But Brookings Institution scholar William McCants describes Saudi Arabia’s role in in the fight against radical Islam as “both the arsonists and the firefighters.” He notes that they spread “a very toxic form of Islam that draws sharp lines between a small number of true believers and everyone else, Muslim and non-Muslim.” As a result, Saudi Arabia is rightly concerned that JASTA could cause them grief, if nothing else, by creating bad PR.
McCants further points out correctly that, “they’re our partners in counterterrorism.” This is the peg on which JASTA opponents hang their hat. Saudi Arabia helps us hunt terrorists. But it is also true that the country played a significant role in midwifing plenty of them.
And this is the yawning gap in our government’s capabilities. We are awfully good at killing terrorists, but we do not even try to squash the political ideology under whose banner they fight.
It would be nice if JASTA opponents focused on this point rather than trying to kill off a new tool that begins to chip away at the underlying problem. Yes, JASTA can cause diplomatic heartburn, but the goal should be to make JASTA unnecessary, not toothless. Give the country the tools to protect itself and prevent fifteen years of fruitless war.
We need a political warfare capability; we need to reform the State Department and the increasingly sclerotic national security bureaucracy, in general; we need an immigration system that not only works but—critically—that Americans trust. Most importantly, we need politicians who will tell the truth about the problem. All of those things will give the U.S. an effective strategy for defeating and preempting the regrowth of political Islam.
Last year’s elections have created somewhat of a pregnant pause. The country finally broke the seal on speaking about the issue, but that should not end the conversation. The words “radical Islam” do not hold talismanic powers. We have identified the problem, but now we must organize to do something about it.
Focus on that, not on diluting JASTA. JASTA opponents who do not propose something new are limiting the national security tools available to us. That strategy has and will produce predictable results. By all means, bomb ISIS harder, but doing so does not necessarily undermine the political ideology that inspires them. JASTA critics should seize on the lack of discussion about this to help make JASTA unnecessary and the country safer.

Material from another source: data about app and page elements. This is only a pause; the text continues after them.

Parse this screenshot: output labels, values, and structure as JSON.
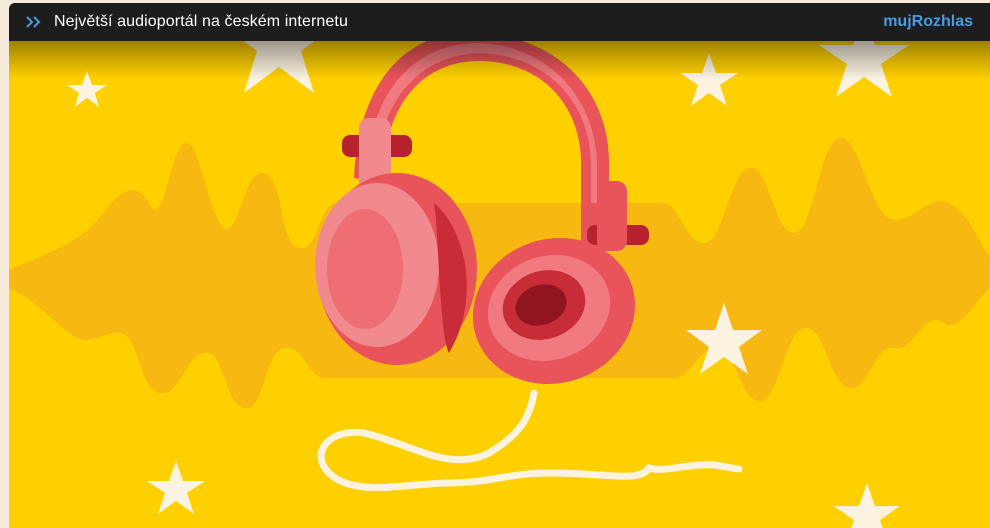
{
  "header": {
    "expand_icon": "double-chevron-right-icon",
    "title": "Největší audioportál na českém internetu",
    "brand": "mujRozhlas"
  },
  "illustration": {
    "subject": "headphones-illustration",
    "colors": {
      "background": "#ffd000",
      "waveform": "#f7b812",
      "headphones": "#e8545a",
      "stars": "#fbf3df"
    }
  }
}
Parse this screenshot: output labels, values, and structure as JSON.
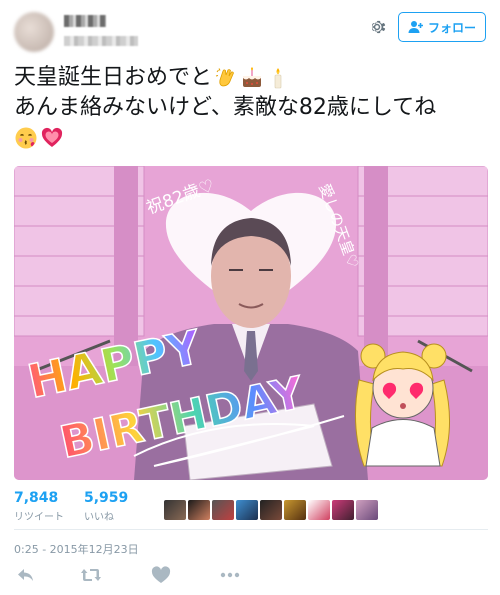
{
  "header": {
    "follow_label": "フォロー"
  },
  "tweet": {
    "line1": "天皇誕生日おめでと",
    "line2": "あんま絡みないけど、素敵な82歳にしてね",
    "emojis_line1": [
      "clapping-hands-emoji",
      "birthday-cake-emoji",
      "candle-emoji"
    ],
    "emojis_line3": [
      "kissing-face-emoji",
      "heart-emoji"
    ]
  },
  "photo": {
    "text_top_left": "祝82歳♡",
    "text_right": "愛しの天皇♡",
    "text_happy": "HAPPY",
    "text_birthday": "BIRTHDAY"
  },
  "stats": {
    "retweets_count": "7,848",
    "retweets_label": "リツイート",
    "likes_count": "5,959",
    "likes_label": "いいね"
  },
  "meta": {
    "timestamp": "0:25 - 2015年12月23日"
  },
  "colors": {
    "accent": "#1da1f2",
    "muted": "#8899a6",
    "icon": "#aab8c2"
  }
}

Kristofer L. Harrison is senior managing director for a macro-economic consultancy. Previously, Mr. Harrison served as an official at both the State and Defense Departments during the George W. Bush Administration.